The New York Times
Blog post
July 26, 2012, 11am PDT

A recent paper by Harvard economists Daniel Shoag and Peter Ganong titled, Why Has Regional Convergence in the U.S. Stopped? indicates that land development regulations tend to increase housing costs, which contributes to inequality by excluding lower-income households from more economically productive urban regions. Does this means that planners are guilty of increasing income inequality?

Todd Litman
July 20, 2012, 6am PDT
As the U.S. experiences its worst drought in over half a century, Kaid Benfield questions the connection with the country's suburban growth patterns over that same period.
Switchboard
Feature
July 16, 2012, 5pm PDT

Since at least Le Corbusier’s Plan Voisin and the development of La Defense business district and the Tour Montparnasse, Paris has been subjected to the modernist redevelopment ideal of hig

Charles Siegel
July 10, 2012, 5am PDT
A new bill proposing major cuts to the EPA could rob cities across the country of a specialized set of programs created to boost economic well-being.
Next American City
Blog post
June 27, 2012, 3pm PDT
I appreciate natural environments. I have always enjoyed walking in wilderness and cycling on rural roads, and I understand the ecological value provided by undeveloped lands, which include clean water, air and wildlife habitat. I also enjoy local fresh vegetables and fruits and so appreciate the value of preserving regional farmlands. Planners call these "greenspace," or more generally "openspace" since some, such as deserts and waterways, are open but not necessarily green.
Todd Litman
June 4, 2012, 6am PDT
According to James A. Bacon, "Smart growth is too important to leave to liberals." In a new essay, he argues that "Conservatives must articulate their own vision for creating prosperous, livable and fiscally sustainable communities."
Bacon's Rebellion
Blog post
June 3, 2012, 8pm PDT

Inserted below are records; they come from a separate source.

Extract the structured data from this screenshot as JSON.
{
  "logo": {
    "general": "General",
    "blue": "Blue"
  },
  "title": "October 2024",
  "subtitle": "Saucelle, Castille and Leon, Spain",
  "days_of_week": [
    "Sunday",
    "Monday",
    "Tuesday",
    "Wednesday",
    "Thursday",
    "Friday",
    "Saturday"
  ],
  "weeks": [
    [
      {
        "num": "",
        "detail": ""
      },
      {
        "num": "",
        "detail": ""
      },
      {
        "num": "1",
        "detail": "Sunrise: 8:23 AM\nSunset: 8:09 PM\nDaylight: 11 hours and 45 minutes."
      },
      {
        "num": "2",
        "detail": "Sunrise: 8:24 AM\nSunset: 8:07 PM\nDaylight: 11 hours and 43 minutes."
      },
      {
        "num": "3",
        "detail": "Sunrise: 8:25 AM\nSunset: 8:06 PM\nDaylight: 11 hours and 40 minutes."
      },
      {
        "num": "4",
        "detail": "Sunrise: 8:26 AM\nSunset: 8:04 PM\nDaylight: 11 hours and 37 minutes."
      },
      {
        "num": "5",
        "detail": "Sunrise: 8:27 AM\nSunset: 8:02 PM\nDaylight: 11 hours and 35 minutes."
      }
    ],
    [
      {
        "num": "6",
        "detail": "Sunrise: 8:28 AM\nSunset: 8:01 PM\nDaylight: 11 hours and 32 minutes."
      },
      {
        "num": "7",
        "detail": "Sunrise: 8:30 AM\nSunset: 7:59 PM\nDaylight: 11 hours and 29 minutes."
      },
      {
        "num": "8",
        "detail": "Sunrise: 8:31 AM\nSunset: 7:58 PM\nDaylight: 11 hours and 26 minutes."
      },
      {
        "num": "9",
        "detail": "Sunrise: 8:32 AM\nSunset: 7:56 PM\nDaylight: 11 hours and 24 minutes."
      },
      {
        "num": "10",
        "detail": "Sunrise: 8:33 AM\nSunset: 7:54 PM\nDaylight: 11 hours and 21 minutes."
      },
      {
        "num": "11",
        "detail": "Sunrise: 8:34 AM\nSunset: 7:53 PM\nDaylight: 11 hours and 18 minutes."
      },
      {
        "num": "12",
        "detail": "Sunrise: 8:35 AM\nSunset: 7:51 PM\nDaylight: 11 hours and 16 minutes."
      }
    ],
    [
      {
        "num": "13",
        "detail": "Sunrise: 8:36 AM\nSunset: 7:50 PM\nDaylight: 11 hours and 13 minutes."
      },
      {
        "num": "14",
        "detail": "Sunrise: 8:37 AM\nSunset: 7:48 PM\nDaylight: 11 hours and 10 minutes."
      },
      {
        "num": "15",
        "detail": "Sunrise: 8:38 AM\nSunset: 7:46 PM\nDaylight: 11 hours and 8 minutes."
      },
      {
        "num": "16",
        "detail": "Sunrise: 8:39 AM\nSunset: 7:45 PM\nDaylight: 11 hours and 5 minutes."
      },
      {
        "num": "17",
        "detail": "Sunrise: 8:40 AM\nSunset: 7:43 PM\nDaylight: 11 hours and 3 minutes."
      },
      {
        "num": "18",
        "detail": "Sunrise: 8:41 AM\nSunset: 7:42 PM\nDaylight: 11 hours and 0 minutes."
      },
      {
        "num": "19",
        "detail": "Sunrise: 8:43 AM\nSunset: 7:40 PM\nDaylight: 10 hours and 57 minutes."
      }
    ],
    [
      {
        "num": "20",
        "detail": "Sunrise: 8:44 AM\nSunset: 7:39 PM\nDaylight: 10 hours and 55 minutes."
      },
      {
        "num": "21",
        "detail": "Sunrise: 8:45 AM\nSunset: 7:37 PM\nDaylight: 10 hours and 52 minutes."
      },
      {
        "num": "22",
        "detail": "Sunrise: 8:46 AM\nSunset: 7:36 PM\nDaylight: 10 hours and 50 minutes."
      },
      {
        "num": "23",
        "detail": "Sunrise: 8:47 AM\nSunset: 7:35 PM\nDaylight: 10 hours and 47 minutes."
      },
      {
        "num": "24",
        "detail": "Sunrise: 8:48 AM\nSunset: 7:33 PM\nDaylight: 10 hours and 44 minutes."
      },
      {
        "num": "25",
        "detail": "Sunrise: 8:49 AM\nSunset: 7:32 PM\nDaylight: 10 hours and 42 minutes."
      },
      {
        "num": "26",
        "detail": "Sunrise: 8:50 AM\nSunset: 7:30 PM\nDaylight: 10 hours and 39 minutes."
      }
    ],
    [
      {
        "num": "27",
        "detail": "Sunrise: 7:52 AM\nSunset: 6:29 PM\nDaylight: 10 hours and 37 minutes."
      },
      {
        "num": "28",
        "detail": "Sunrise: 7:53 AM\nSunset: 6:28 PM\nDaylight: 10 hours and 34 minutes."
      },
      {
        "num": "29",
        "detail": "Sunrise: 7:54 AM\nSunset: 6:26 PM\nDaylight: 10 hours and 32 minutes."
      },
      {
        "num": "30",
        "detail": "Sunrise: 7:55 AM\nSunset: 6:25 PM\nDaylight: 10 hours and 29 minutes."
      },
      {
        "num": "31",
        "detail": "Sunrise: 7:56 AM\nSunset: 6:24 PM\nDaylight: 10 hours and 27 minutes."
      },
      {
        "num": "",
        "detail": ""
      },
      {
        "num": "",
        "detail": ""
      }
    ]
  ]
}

Congratulations to this year's high school, college and university graduates! The current crop includes our son, who was recruited by a major corporation. The location of his new job will affect his travel patterns and therefore the transportation costs he bears and imposes for the next few years: until now he could get around fine by walking, cycling and public transport, but his new worksite is outside the city center, difficult to access except by automobile. As a result he will spend a significant portion of his new income to purchase and operate a car, and contribute to traffic congestion, parking costs and pollution. This is an example of how land use decisions, such as where corporations locate their offices, affects regional transport patterns and costs.

Todd Litman
May 25, 2012, 7am PDT
An important new study published by the Arizona Department of Transportation indicates that, contrary to claims by critics, urban corridors have considerably less congestion than suburban corridors, despite many times higher densities.
Streetsblog D.C.
May 2, 2012, 11am PDT
Robert Steuteville looks at a recent report on the Golden State's supply and demand imbalance in the housing market. It's not what the <em>The Wall Street Journal</em> has led you to believe.
Better Cities & Towns
April 24, 2012, 12pm PDT
After a decade in ascendance, smart growth is showing its age. As its agenda becomes "formulaic and even clinical," Kaid Benfield argues for the need to reinvigorate, or move beyond, smart growth with more attention paid to the quality of a place.
Switchboard
April 23, 2012, 12pm PDT
<em>The Wall Street Journal's</em> obsession with planning in California continued this past weekend, as they asked Joel Kotkin, demographer and "Truman Democrat", to discuss what he believes is driving "the great California exodus".
The Wall Street Journal
April 23, 2012, 11am PDT
Lisa Hymas has a fascinating look at the anti-sprawl effort championed by Mitt Romney during his time as Governor of Massachusetts, which became the model for a key Obama “smart growth” initiative — the Partnership for Sustainable Communities.
Grist